Valerian Root (Vandal Root)
A large, bold plant that announces itself not only through its size but its scent, valerian's root contains Jupiter's planetary metal (tin). This magick herb is also kingly in its name, which was taken from one of the caesars. It's considered to be Water of Water in the Golden Dawn system, but to me it is very Earthy. Also associated with Samhain and Yule, this European herb was favored in Eclectic medicine for treatment of short-term depression; this coincides with its ritual use for relieving self-condemnation and developing self-acceptance. This is a great herb for invoking paternal protection, for purification, and for consecrating thuribles. You can make a nice valerian incense by combining it 2:1 with white sandalwood. This herb is especially good in forest blends or for evoking animal spirits without using animal ingredients. Cats love it. I now have a high quality US-grown organic valerian root with a pleasantly musky smell.

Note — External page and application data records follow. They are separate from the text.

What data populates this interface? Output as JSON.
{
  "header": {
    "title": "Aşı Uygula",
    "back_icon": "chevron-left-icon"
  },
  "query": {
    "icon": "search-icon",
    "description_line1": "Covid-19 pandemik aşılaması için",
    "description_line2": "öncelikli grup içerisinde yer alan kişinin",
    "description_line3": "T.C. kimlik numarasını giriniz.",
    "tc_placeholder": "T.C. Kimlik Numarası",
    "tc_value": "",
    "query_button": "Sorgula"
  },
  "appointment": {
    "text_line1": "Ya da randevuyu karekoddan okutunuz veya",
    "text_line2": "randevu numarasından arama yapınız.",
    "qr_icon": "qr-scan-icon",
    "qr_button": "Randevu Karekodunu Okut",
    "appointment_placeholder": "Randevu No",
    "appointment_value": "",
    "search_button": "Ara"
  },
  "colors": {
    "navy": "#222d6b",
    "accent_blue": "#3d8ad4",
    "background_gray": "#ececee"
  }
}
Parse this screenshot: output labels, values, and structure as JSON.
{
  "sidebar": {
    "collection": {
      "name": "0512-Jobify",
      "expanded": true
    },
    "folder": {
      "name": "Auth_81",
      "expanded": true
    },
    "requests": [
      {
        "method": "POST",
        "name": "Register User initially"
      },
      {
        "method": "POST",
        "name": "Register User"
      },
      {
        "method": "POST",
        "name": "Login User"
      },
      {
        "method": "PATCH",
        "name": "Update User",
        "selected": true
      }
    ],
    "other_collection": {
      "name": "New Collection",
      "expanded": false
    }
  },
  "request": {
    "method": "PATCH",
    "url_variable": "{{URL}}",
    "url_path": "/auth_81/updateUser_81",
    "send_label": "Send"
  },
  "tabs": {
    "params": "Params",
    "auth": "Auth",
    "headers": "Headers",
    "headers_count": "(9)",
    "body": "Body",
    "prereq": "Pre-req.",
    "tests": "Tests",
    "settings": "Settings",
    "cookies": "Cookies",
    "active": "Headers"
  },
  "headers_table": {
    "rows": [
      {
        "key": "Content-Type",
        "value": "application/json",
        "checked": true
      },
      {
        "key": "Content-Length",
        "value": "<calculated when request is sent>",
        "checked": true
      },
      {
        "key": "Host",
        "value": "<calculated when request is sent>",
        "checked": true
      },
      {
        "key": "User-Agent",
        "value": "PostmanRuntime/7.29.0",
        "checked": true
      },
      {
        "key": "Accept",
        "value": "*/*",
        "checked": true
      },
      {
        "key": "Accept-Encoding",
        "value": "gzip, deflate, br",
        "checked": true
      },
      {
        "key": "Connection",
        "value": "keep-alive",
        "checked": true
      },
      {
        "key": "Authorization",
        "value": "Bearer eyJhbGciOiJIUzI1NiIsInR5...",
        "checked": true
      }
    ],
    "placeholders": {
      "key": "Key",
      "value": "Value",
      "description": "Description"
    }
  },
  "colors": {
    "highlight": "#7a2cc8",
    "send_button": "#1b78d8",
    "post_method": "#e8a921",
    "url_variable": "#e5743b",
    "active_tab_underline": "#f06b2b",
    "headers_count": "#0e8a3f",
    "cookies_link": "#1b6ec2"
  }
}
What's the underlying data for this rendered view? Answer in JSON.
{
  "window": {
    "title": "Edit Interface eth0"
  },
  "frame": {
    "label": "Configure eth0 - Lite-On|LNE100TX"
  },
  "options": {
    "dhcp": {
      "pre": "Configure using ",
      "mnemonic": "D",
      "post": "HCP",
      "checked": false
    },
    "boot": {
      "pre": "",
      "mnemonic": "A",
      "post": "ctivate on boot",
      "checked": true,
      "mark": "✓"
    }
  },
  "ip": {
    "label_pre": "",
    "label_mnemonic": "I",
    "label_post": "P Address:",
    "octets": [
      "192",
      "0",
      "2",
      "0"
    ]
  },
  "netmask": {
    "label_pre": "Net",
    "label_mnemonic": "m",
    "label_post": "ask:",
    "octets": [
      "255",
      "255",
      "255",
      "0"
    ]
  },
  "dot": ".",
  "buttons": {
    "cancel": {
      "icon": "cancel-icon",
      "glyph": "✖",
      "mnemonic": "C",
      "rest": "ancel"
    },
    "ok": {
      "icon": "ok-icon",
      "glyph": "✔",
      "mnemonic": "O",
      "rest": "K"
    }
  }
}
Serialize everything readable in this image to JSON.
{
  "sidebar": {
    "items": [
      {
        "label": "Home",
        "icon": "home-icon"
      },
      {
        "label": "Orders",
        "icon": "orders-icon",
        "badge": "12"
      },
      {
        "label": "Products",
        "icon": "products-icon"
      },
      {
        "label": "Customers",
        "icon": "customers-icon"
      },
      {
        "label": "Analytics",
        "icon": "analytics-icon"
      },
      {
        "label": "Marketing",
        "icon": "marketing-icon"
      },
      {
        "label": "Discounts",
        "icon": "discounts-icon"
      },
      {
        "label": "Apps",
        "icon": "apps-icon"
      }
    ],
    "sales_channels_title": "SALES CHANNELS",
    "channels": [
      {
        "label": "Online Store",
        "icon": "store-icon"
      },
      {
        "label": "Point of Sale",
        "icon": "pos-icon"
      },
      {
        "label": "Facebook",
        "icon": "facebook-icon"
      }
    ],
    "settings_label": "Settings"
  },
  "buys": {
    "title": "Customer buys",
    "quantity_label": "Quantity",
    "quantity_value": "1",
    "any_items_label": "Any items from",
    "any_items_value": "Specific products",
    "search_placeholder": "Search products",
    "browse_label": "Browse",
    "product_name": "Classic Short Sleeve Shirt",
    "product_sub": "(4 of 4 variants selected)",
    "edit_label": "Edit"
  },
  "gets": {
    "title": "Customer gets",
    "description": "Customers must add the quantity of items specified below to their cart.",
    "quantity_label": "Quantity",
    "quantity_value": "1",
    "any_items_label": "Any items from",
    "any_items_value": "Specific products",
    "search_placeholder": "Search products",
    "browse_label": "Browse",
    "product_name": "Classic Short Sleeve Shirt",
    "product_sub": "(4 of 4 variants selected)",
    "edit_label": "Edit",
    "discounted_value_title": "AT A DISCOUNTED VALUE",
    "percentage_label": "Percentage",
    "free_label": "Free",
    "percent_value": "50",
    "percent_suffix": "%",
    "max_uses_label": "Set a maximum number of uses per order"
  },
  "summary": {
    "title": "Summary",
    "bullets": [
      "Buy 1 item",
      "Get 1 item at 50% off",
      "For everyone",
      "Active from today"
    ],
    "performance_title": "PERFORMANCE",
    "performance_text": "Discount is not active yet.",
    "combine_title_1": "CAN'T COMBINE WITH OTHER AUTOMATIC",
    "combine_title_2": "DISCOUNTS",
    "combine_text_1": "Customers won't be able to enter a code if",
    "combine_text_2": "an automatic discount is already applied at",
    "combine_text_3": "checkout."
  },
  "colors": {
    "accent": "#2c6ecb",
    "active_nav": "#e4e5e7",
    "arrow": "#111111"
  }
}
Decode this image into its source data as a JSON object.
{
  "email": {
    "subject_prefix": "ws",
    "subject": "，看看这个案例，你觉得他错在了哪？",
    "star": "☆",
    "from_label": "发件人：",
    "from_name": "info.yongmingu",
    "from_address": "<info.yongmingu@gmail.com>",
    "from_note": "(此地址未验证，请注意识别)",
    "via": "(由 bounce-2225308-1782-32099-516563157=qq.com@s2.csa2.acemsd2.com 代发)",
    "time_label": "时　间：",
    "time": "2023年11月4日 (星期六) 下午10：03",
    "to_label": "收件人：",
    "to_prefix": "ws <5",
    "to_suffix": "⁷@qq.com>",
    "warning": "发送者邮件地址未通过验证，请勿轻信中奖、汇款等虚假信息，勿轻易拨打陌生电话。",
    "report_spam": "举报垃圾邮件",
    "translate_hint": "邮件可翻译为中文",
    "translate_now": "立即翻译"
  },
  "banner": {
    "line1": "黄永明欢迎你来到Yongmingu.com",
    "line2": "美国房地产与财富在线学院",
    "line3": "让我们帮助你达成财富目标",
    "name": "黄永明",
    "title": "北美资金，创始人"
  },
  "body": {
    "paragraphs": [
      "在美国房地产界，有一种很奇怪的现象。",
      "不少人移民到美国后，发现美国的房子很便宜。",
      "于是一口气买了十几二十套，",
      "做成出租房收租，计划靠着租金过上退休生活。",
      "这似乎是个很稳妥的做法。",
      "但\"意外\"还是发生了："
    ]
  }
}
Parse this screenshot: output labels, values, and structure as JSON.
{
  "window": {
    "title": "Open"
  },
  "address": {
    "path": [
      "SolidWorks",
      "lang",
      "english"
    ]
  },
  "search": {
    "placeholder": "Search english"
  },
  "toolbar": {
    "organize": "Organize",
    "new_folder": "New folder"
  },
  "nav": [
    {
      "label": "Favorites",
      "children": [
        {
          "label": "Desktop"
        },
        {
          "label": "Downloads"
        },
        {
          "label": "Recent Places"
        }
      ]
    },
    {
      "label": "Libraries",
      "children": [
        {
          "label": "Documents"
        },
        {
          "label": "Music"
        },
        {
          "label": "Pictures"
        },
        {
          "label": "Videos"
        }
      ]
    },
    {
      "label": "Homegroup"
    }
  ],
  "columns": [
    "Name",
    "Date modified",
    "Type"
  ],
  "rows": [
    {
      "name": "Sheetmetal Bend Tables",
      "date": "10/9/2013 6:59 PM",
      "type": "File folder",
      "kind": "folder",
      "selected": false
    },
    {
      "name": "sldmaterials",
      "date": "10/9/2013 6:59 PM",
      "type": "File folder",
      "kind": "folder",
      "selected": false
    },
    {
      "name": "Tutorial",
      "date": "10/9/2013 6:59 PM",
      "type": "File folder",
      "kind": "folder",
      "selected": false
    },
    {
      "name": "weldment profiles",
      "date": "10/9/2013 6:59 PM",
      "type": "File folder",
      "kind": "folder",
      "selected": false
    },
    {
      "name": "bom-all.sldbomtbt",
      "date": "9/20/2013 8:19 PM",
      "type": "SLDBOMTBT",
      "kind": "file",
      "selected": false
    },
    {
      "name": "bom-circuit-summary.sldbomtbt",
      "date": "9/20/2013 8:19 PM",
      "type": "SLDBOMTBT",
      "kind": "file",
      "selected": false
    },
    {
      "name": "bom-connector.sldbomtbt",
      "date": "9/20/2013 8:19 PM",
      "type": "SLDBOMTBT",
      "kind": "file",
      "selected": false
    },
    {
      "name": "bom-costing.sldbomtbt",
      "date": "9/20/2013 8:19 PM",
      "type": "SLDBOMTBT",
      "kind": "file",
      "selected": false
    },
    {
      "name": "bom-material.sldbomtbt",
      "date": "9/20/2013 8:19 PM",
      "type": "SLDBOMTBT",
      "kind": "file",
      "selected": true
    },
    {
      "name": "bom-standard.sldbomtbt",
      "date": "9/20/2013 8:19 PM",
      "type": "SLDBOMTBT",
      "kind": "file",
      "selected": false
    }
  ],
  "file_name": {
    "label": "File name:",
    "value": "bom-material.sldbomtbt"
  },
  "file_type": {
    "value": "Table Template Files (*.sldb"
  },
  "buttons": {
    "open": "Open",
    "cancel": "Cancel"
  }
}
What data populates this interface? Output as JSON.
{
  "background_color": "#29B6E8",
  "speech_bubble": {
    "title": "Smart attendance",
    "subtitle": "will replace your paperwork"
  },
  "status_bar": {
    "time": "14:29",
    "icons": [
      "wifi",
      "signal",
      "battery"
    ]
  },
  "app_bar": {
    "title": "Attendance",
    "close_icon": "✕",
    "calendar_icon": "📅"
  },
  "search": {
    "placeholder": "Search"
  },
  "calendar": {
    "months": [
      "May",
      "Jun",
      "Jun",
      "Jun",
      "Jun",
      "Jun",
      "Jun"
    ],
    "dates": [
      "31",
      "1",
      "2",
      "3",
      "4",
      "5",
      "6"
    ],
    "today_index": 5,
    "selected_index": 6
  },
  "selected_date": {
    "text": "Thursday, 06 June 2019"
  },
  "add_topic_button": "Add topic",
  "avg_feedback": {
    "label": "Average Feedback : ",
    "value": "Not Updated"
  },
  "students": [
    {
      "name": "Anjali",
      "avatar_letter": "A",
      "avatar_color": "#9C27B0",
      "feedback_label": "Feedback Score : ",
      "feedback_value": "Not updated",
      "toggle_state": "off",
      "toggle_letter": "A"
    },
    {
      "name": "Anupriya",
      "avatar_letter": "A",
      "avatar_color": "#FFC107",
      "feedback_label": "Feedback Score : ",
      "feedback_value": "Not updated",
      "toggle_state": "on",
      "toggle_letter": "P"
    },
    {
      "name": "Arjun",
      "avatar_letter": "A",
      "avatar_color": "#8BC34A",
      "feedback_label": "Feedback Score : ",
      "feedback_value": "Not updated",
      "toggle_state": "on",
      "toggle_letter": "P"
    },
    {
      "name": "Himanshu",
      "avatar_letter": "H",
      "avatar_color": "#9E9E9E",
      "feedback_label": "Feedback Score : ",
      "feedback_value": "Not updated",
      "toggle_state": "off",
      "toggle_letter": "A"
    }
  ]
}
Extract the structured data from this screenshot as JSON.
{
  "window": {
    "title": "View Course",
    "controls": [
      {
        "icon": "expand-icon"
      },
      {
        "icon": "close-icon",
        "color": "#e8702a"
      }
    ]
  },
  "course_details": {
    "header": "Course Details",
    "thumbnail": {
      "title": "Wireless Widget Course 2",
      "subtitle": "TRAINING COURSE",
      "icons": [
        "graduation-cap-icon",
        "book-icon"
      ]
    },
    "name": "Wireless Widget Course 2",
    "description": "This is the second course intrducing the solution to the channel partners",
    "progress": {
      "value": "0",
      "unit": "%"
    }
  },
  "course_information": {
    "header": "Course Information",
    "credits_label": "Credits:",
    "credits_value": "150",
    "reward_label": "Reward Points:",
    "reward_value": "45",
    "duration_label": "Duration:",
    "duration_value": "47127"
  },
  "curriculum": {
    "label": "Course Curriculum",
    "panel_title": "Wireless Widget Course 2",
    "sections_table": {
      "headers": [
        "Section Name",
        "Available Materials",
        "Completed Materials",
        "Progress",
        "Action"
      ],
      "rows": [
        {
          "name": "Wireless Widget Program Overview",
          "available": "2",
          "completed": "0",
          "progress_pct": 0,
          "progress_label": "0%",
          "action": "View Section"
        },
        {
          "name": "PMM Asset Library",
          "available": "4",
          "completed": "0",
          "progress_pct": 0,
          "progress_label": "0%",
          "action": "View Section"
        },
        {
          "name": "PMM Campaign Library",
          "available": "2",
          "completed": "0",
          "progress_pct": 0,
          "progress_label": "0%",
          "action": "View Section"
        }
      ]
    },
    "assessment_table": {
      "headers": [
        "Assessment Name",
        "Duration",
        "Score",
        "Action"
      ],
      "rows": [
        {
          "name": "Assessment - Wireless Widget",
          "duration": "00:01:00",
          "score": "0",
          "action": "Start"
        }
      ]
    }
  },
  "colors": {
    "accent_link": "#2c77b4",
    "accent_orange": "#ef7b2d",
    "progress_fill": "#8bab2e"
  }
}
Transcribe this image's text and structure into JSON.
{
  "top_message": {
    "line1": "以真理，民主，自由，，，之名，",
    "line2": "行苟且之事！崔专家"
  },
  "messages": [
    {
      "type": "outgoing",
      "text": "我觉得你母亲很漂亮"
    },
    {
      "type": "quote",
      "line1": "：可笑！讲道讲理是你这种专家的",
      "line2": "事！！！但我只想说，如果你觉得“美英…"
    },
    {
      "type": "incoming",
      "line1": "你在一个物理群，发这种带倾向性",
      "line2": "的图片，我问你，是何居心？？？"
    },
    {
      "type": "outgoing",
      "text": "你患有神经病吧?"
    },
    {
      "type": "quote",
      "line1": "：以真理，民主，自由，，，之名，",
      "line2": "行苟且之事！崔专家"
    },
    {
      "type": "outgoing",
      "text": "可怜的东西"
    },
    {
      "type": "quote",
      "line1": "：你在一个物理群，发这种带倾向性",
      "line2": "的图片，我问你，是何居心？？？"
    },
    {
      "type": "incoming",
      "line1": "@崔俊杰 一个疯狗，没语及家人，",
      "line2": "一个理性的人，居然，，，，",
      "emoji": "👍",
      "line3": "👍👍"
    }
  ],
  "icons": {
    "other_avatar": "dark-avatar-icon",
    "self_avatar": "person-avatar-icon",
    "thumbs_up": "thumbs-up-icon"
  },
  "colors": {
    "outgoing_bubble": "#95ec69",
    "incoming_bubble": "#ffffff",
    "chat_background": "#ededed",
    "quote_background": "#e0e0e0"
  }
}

Mundane Uses of Valerian
A relaxant that is not addicting, traditionally it is considered a good remedy for nervousness, insomnia, and body tension. It should not be used during pregnancy, though. Because valerian is warming rather than cooling, excessive doses cause headaches, giddiness, and agitation, proving the maxim that what soothes in small doses stimulates in large ones. Valerian is also known as vandal root, all-heal, St. George's herb, setwall, setewale, fu, phu, capon's tail, vandal root, van, cat's valerian, amantilla, theriacaria, marinella, genicularis, and terdina.
Organic valerian root
Uses in Witchcraft & Magic:
Celebrating Samhain & Yule
© 2004, 2013 Harold A. Roth; No reproduction without permission